The process of getting divorced involves many potential challenges. While some divorcing spouses are able to work together to reach an amicable solution relatively quickly, others can face challenging legal and financial issues, contentious disputes, and difficult questions that can impact the rest of their lives.
Preparing yourself to avoid mistakes is a critical part of the divorce planning process, no matter how good or bad your relationship with your spouse is. From making rash decisions in the heat of the moment to making decisions with incomplete information, the risk for these mistakes exists at all stages of the divorce process, and they can impact all of the major aspects of your divorce.
If you are preparing to get divorced in California, here are five important mistakes to avoid:
Mistake #1: Failing to Identify Your Separate Property
California is a community property state; and, among other things, this means that while most of the assets you and your spouse acquired during your marriage are subject to distribution, most of the assets you acquired before your marriage are not. These “separate assets” are yours to keep, and failing to identify separate assets is a common mistake people make when going through the divorce process.
Note that we said most assets acquired during the marriage are community assets subject to distribution. In some circumstances, assets acquired during the marriage will quality as separate property. Likewise, assets owned prior to the marriage can transform into community assets, and some assets – such as retirement accounts and private-held businesses – may have both separate and community property components.
Mistake #2: Failing to Obtain an Accurate Valuation of Key Assets
How much is your retirement account worth for purposes of your divorce? What about your business? What about other assets such as vacation homes, collections, jewelry, boats, and antique vehicles? With respect to community property assets, obtaining an accurate valuation is key. If you don’t know the true value of these assets, you will simply be guessing as to what constitutes an equitable distribution in your divorce.
Mistake #3: Being Careless with Documentation
From establishing the value of community property assets to dealing with alimony and child support, you will need various forms of documentation for your divorce. At the outset of the divorce process, spouses in California also have a legal obligation to make certain financial disclosures to one another. Not only can being careless with documentation lead to inaccurate (and potentially undesirable) results; but, if you are accused of attempting to conceal financial information, this can have negative repercussions for your divorce as well.
Mistake #4: Assuming that Key Issues Will Resolve Themselves
You will play a central role in determining the outcome of your divorce. Going through a divorce is not a passive process, and issues do not simply resolve themselves. You need to make informed decisions with your long-term best interests in mind, and you need to ensure that you are not unknowingly giving up too much in your divorce.
Mistake #5: Overlooking Important Financial and Family Considerations

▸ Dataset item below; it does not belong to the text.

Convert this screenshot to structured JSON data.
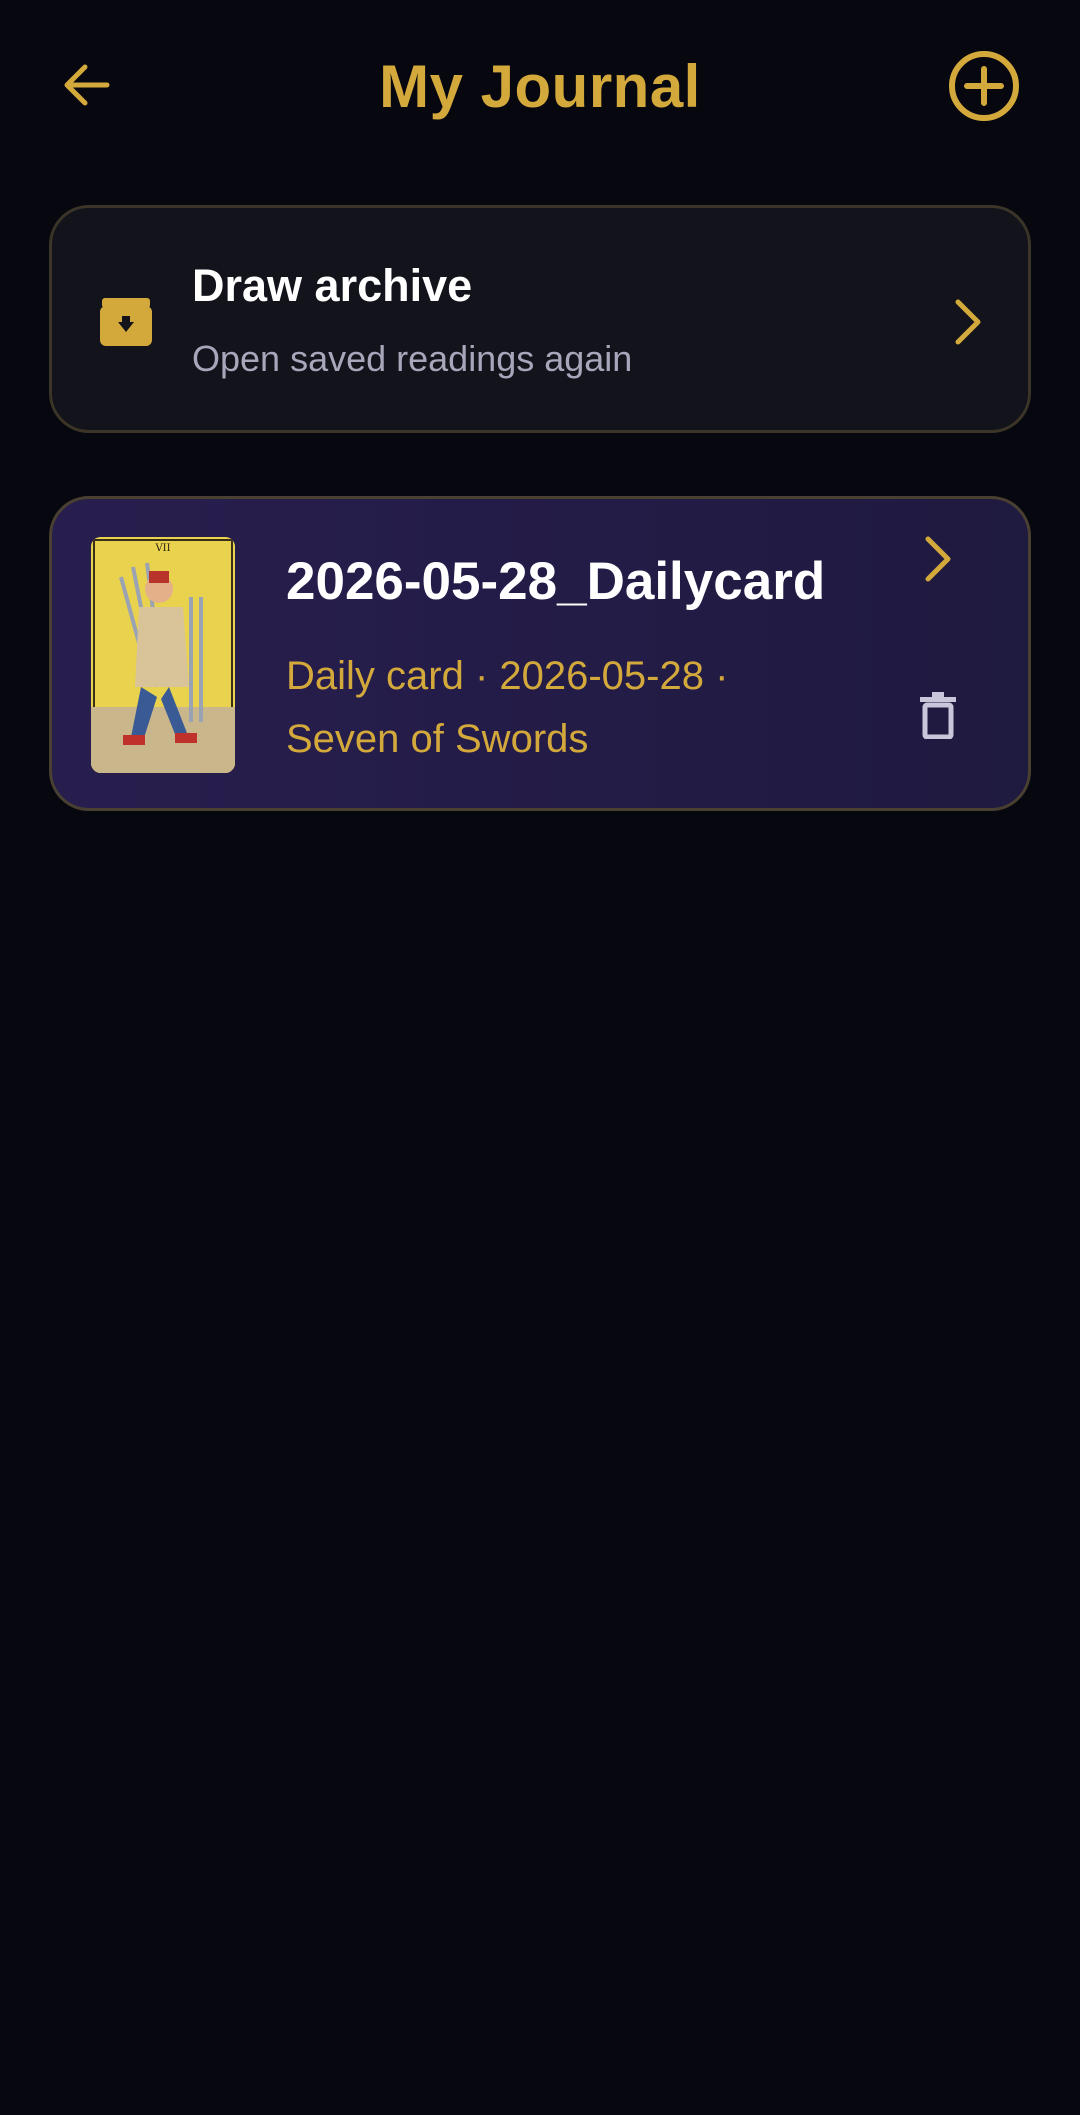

In California, the distribution of community property, the calculation of alimony and child support, and the determination of child custody are all subject to established legal standards. Dealing with each of these aspects of your divorce requires consideration of various financial and family-related factors. When going through a divorce, it is important to ensure that you have as much information as possible, and you need to give due consideration to all of the various factors involved.
Request an Initial Case Evaluation with a North County, San Diego Divorce Attorney
Richard M. Renkin is a North County, San Diego divorce attorney and Certified Family Law Specialist who has been practicing law in California for more than 25 years. If you are considering a divorce and would like more information, you can call 619-299-7100 or contact us online to request a confidential initial case evaluation.